The penny, according to Wikipedia, has been up for debate for quite some time.  Here are a few of the arguments for its elimination:

Lost productivity and opportunity cost of use

With the average wage in the U.S. being about $17 per hour in 2006, it takes about two seconds to earn one cent. Thus, it is not worthwhile for most people to deal with a penny. If it takes only two seconds extra for each transaction that uses a penny, the cost of time wasted in the U.S. is about $3.65 per person annually, totally to about $1 billion for all America.

Limited utility

Pennies are not accepted by all vending machines or many toll booths, and pennies are generally not accepted in bulk.
Prices would not be higher — Research by Robert Whaples, an economics professor at Wake Forest University, used data on nearly 200,000 transactions from a multi-state convenience store chain. His findings show that rounding would have virtually no effect. Consumers would gain a tiny amount – about 38/1520th (1/40th) of a cent per transaction.

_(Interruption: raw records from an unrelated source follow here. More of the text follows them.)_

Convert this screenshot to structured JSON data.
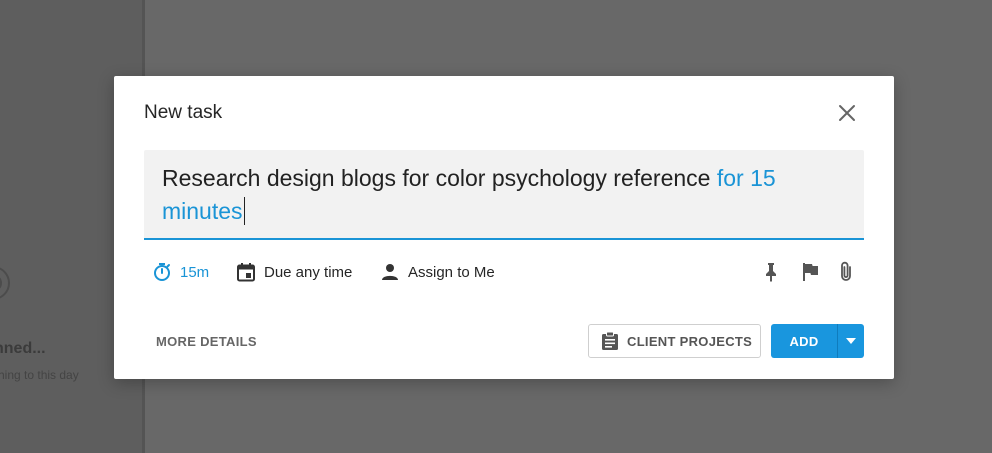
{
  "background": {
    "title": "nned...",
    "subtitle": "hing to this day"
  },
  "modal": {
    "title": "New task",
    "input": {
      "text": "Research design blogs for color psychology reference",
      "highlight": "for 15 minutes"
    },
    "meta": {
      "duration": "15m",
      "due": "Due any time",
      "assign": "Assign to Me"
    },
    "footer": {
      "more_details": "MORE DETAILS",
      "client_projects": "CLIENT PROJECTS",
      "add": "ADD"
    }
  },
  "colors": {
    "accent": "#1a94d6",
    "button": "#1996de",
    "overlay": "#6a6a6a"
  },
  "icons": [
    "close-icon",
    "timer-icon",
    "calendar-icon",
    "person-icon",
    "pin-icon",
    "flag-icon",
    "paperclip-icon",
    "clipboard-icon",
    "caret-down-icon"
  ]
}
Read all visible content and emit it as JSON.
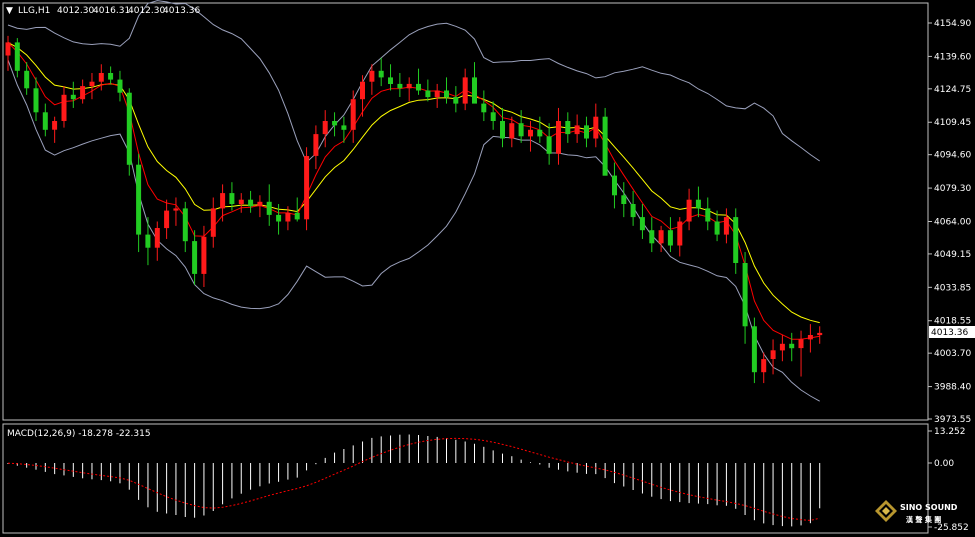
{
  "header": {
    "arrow": "▼",
    "symbol": "LLG,H1",
    "open": "4012.30",
    "high": "4016.31",
    "low": "4012.30",
    "close": "4013.36"
  },
  "current_price_label": "4013.36",
  "macd_label": "MACD(12,26,9) -18.278 -22.315",
  "brand": {
    "name": "SINO SOUND",
    "chinese": "漢 聲 集 團"
  },
  "colors": {
    "background": "#000000",
    "up_candle": "#ff1a1a",
    "down_candle": "#22cc22",
    "fast_ma": "#ff0000",
    "slow_ma": "#ffff00",
    "bollinger": "#9aa0bb",
    "macd_histogram": "#ffffff",
    "macd_signal": "#ff0000",
    "frame": "#c0c0c0"
  },
  "chart_data": [
    {
      "type": "candlestick",
      "timeframe": "H1",
      "y_ticks": [
        "4154.90",
        "4139.60",
        "4124.75",
        "4109.45",
        "4094.60",
        "4079.30",
        "4064.00",
        "4049.15",
        "4033.85",
        "4018.55",
        "4003.70",
        "3988.40",
        "3973.55"
      ],
      "ylim": [
        3970,
        4165
      ],
      "ohlc": [
        [
          4140,
          4149,
          4133,
          4146
        ],
        [
          4146,
          4148,
          4130,
          4133
        ],
        [
          4133,
          4137,
          4122,
          4125
        ],
        [
          4125,
          4130,
          4110,
          4114
        ],
        [
          4114,
          4118,
          4103,
          4106
        ],
        [
          4106,
          4112,
          4100,
          4110
        ],
        [
          4110,
          4126,
          4107,
          4122
        ],
        [
          4122,
          4128,
          4116,
          4120
        ],
        [
          4120,
          4129,
          4118,
          4126
        ],
        [
          4126,
          4132,
          4120,
          4128
        ],
        [
          4128,
          4136,
          4124,
          4132
        ],
        [
          4132,
          4135,
          4127,
          4129
        ],
        [
          4129,
          4133,
          4119,
          4123
        ],
        [
          4123,
          4125,
          4085,
          4090
        ],
        [
          4090,
          4095,
          4050,
          4058
        ],
        [
          4058,
          4066,
          4044,
          4052
        ],
        [
          4052,
          4064,
          4046,
          4061
        ],
        [
          4061,
          4074,
          4056,
          4069
        ],
        [
          4069,
          4075,
          4062,
          4070
        ],
        [
          4070,
          4073,
          4050,
          4055
        ],
        [
          4055,
          4060,
          4035,
          4040
        ],
        [
          4040,
          4062,
          4034,
          4057
        ],
        [
          4057,
          4075,
          4052,
          4070
        ],
        [
          4070,
          4081,
          4064,
          4077
        ],
        [
          4077,
          4082,
          4069,
          4072
        ],
        [
          4072,
          4077,
          4068,
          4074
        ],
        [
          4074,
          4078,
          4068,
          4071
        ],
        [
          4071,
          4076,
          4066,
          4073
        ],
        [
          4073,
          4081,
          4062,
          4067
        ],
        [
          4067,
          4072,
          4058,
          4064
        ],
        [
          4064,
          4071,
          4060,
          4068
        ],
        [
          4068,
          4075,
          4064,
          4065
        ],
        [
          4065,
          4098,
          4060,
          4094
        ],
        [
          4094,
          4108,
          4088,
          4104
        ],
        [
          4104,
          4115,
          4098,
          4110
        ],
        [
          4110,
          4114,
          4103,
          4108
        ],
        [
          4108,
          4112,
          4100,
          4106
        ],
        [
          4106,
          4124,
          4100,
          4120
        ],
        [
          4120,
          4131,
          4112,
          4128
        ],
        [
          4128,
          4136,
          4122,
          4133
        ],
        [
          4133,
          4139,
          4126,
          4130
        ],
        [
          4130,
          4136,
          4124,
          4127
        ],
        [
          4127,
          4132,
          4121,
          4125
        ],
        [
          4125,
          4130,
          4119,
          4127
        ],
        [
          4127,
          4134,
          4122,
          4124
        ],
        [
          4124,
          4129,
          4119,
          4121
        ],
        [
          4121,
          4127,
          4116,
          4124
        ],
        [
          4124,
          4130,
          4118,
          4121
        ],
        [
          4121,
          4126,
          4114,
          4118
        ],
        [
          4118,
          4134,
          4115,
          4130
        ],
        [
          4130,
          4137,
          4122,
          4118
        ],
        [
          4118,
          4124,
          4110,
          4114
        ],
        [
          4114,
          4119,
          4106,
          4110
        ],
        [
          4110,
          4116,
          4098,
          4102
        ],
        [
          4102,
          4112,
          4098,
          4109
        ],
        [
          4109,
          4115,
          4100,
          4103
        ],
        [
          4103,
          4110,
          4096,
          4106
        ],
        [
          4106,
          4112,
          4100,
          4103
        ],
        [
          4103,
          4109,
          4090,
          4095
        ],
        [
          4095,
          4116,
          4090,
          4110
        ],
        [
          4110,
          4114,
          4100,
          4104
        ],
        [
          4104,
          4113,
          4100,
          4108
        ],
        [
          4108,
          4112,
          4098,
          4102
        ],
        [
          4102,
          4118,
          4098,
          4112
        ],
        [
          4112,
          4116,
          4094,
          4085
        ],
        [
          4085,
          4091,
          4070,
          4076
        ],
        [
          4076,
          4082,
          4066,
          4072
        ],
        [
          4072,
          4078,
          4062,
          4066
        ],
        [
          4066,
          4072,
          4056,
          4060
        ],
        [
          4060,
          4066,
          4050,
          4054
        ],
        [
          4054,
          4062,
          4050,
          4060
        ],
        [
          4060,
          4066,
          4050,
          4053
        ],
        [
          4053,
          4066,
          4048,
          4064
        ],
        [
          4064,
          4079,
          4060,
          4074
        ],
        [
          4074,
          4080,
          4066,
          4070
        ],
        [
          4070,
          4075,
          4060,
          4064
        ],
        [
          4064,
          4069,
          4055,
          4058
        ],
        [
          4058,
          4070,
          4054,
          4066
        ],
        [
          4066,
          4070,
          4040,
          4045
        ],
        [
          4045,
          4050,
          4008,
          4016
        ],
        [
          4016,
          4020,
          3990,
          3995
        ],
        [
          3995,
          4004,
          3990,
          4001
        ],
        [
          4001,
          4010,
          3994,
          4005
        ],
        [
          4005,
          4012,
          4000,
          4008
        ],
        [
          4008,
          4013,
          4000,
          4006
        ],
        [
          4006,
          4014,
          3993,
          4010
        ],
        [
          4010,
          4017,
          4004,
          4012
        ],
        [
          4012,
          4016,
          4008,
          4013
        ]
      ]
    },
    {
      "type": "bar",
      "series_type": "MACD histogram with signal line",
      "ytick_labels": [
        "13.252",
        "0.00",
        "-25.852"
      ],
      "ylim": [
        -25.852,
        13.252
      ],
      "histogram": [
        -0.4,
        -1.1,
        -1.9,
        -2.7,
        -3.6,
        -4.5,
        -5.0,
        -5.6,
        -6.2,
        -6.6,
        -6.9,
        -7.4,
        -8.2,
        -10.8,
        -14.9,
        -17.9,
        -19.7,
        -20.4,
        -21.0,
        -21.8,
        -22.1,
        -21.2,
        -19.4,
        -16.7,
        -14.3,
        -12.4,
        -10.8,
        -9.4,
        -8.3,
        -7.6,
        -6.7,
        -5.9,
        -3.0,
        -0.5,
        2.1,
        4.3,
        5.8,
        7.3,
        8.9,
        10.4,
        11.0,
        11.4,
        11.7,
        11.8,
        11.6,
        11.2,
        10.8,
        10.3,
        9.6,
        8.9,
        8.0,
        6.7,
        5.2,
        3.9,
        2.8,
        1.4,
        0.3,
        -0.6,
        -1.9,
        -2.7,
        -3.4,
        -3.9,
        -4.4,
        -4.5,
        -6.1,
        -8.1,
        -9.5,
        -10.9,
        -12.3,
        -13.6,
        -14.6,
        -15.4,
        -15.8,
        -16.2,
        -16.4,
        -16.6,
        -17.1,
        -17.3,
        -18.5,
        -21.0,
        -23.1,
        -24.4,
        -25.1,
        -25.5,
        -25.6,
        -25.2,
        -24.3,
        -18.3
      ],
      "signal": [
        -0.1,
        -0.3,
        -0.6,
        -1.0,
        -1.5,
        -2.1,
        -2.7,
        -3.3,
        -3.9,
        -4.5,
        -5.0,
        -5.5,
        -6.0,
        -7.0,
        -8.6,
        -10.3,
        -12.0,
        -13.6,
        -15.0,
        -16.2,
        -17.2,
        -18.0,
        -18.2,
        -17.9,
        -17.2,
        -16.3,
        -15.3,
        -14.2,
        -13.1,
        -12.1,
        -11.2,
        -10.3,
        -9.2,
        -7.8,
        -6.2,
        -4.5,
        -2.9,
        -1.2,
        0.6,
        2.3,
        3.9,
        5.3,
        6.6,
        7.7,
        8.6,
        9.3,
        9.8,
        10.1,
        10.2,
        10.1,
        9.8,
        9.3,
        8.6,
        7.7,
        6.8,
        5.7,
        4.6,
        3.5,
        2.4,
        1.4,
        0.4,
        -0.5,
        -1.3,
        -2.0,
        -2.8,
        -3.8,
        -4.9,
        -6.1,
        -7.3,
        -8.6,
        -9.8,
        -10.9,
        -11.9,
        -12.8,
        -13.6,
        -14.3,
        -15.0,
        -15.6,
        -16.3,
        -17.2,
        -18.3,
        -19.5,
        -20.6,
        -21.6,
        -22.4,
        -22.9,
        -23.2,
        -22.3
      ]
    }
  ]
}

The reduced-cost clad zinc penny, which has been produced since mid-1982, holds additional dangers when swallowed by children and others, unlike all previous U.S. coins. If the copper plating is breached, the penny quickly corrodes into a sharp-edged object, which is more likely to lodge in the digestive tract.  Any amount of zinc and copper digested from the lodged pennies may be toxic. An 11 lb (5-kilogram) dog was fatally poisoned by swallowing two pennies.
Although the penny was one of the first coins authorized to be minted by the American government and the first coin to be put into production, I hope Abe would forgive us for its retirement. As it stands, two bills have been introduced in the U.S. Congress that could have ceased the production of pennies, but neither bill was ever approved.  If Congress ever approves the elimination of the penny, the nickel would be the lowest-value coin.
Resources: Spirit Magazine